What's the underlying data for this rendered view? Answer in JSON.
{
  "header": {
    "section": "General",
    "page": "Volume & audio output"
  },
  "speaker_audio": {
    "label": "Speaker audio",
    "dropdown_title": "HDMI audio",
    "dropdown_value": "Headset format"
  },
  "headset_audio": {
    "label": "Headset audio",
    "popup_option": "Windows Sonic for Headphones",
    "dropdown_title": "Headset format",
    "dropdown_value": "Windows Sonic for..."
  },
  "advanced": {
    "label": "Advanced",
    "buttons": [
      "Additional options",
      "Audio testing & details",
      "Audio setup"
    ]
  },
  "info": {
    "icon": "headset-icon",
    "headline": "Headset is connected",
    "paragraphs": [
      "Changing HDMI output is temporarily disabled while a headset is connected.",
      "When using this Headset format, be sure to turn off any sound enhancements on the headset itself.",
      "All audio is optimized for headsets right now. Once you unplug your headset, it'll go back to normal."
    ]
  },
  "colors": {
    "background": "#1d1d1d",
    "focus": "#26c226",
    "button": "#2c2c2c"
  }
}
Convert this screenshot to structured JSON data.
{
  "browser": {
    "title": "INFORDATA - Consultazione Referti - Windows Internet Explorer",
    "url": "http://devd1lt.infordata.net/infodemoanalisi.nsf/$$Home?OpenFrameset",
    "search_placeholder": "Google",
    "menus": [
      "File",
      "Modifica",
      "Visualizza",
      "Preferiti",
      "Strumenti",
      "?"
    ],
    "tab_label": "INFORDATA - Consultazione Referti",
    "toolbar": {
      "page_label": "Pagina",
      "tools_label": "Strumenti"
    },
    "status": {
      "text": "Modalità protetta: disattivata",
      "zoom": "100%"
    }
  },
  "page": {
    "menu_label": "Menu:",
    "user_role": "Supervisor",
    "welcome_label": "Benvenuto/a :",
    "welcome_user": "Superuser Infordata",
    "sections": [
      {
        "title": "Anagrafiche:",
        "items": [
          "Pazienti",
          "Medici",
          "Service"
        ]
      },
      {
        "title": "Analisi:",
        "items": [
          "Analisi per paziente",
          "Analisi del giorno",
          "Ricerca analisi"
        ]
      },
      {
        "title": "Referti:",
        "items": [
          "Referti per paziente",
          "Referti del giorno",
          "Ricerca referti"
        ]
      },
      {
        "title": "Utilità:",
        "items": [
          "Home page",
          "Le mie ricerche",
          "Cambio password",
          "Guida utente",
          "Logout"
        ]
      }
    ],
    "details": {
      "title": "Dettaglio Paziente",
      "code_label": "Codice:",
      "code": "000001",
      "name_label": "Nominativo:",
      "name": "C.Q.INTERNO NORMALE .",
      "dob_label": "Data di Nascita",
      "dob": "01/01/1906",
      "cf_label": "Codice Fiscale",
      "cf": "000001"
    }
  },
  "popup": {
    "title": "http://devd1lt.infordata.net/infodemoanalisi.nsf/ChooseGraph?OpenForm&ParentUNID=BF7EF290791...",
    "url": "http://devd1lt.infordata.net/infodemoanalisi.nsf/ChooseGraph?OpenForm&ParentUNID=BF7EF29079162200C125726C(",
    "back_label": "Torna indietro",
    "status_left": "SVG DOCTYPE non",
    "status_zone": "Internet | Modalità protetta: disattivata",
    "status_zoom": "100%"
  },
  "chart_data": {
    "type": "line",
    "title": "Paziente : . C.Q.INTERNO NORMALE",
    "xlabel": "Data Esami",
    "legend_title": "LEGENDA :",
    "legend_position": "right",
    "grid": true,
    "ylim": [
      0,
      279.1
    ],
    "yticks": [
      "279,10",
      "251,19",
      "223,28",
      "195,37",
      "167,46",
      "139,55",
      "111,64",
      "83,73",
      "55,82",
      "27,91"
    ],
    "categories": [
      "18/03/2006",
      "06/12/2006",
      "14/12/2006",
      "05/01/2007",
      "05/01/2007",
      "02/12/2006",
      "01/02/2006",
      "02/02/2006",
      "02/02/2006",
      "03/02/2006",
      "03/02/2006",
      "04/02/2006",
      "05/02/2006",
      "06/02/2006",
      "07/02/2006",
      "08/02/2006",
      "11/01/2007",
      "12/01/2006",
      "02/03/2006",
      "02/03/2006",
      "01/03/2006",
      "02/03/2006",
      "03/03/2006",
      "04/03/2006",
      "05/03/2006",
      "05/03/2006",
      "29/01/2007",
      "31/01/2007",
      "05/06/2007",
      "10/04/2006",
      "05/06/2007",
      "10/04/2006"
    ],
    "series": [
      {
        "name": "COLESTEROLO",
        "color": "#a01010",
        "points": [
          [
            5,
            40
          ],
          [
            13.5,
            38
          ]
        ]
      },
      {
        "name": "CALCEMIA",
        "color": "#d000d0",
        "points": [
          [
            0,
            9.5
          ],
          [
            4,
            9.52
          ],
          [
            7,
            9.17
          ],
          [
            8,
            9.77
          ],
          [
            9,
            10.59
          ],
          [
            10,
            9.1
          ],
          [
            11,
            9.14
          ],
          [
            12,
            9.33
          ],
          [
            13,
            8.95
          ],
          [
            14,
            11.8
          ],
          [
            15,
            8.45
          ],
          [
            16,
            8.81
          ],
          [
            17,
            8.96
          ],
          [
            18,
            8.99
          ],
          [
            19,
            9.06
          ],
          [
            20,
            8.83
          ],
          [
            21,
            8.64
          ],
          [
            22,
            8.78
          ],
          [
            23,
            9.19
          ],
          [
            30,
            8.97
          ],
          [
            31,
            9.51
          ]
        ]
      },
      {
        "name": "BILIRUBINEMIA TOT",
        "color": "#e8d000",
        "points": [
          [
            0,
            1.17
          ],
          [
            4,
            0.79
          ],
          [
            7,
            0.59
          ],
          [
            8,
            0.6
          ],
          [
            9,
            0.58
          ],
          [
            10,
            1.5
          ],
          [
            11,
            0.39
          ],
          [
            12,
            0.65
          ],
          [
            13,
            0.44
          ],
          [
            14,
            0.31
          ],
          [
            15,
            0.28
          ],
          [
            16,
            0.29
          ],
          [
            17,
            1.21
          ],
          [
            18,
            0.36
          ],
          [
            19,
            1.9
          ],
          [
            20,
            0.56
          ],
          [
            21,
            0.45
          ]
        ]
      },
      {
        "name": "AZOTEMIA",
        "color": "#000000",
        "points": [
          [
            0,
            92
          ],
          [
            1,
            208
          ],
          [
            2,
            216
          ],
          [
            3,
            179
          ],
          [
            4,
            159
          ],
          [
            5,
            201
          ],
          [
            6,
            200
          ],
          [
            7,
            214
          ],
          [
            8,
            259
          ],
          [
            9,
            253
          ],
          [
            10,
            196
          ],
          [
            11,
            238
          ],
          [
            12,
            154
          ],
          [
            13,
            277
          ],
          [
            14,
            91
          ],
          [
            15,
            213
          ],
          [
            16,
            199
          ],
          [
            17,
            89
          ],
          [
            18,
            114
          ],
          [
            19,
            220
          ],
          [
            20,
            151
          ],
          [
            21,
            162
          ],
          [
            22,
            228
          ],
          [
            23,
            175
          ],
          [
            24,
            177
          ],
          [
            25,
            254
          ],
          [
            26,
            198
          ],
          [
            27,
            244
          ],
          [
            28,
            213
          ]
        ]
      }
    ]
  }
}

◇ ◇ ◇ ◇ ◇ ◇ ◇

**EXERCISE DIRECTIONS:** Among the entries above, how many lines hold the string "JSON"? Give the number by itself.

**SOLVED EXERCISE:** 2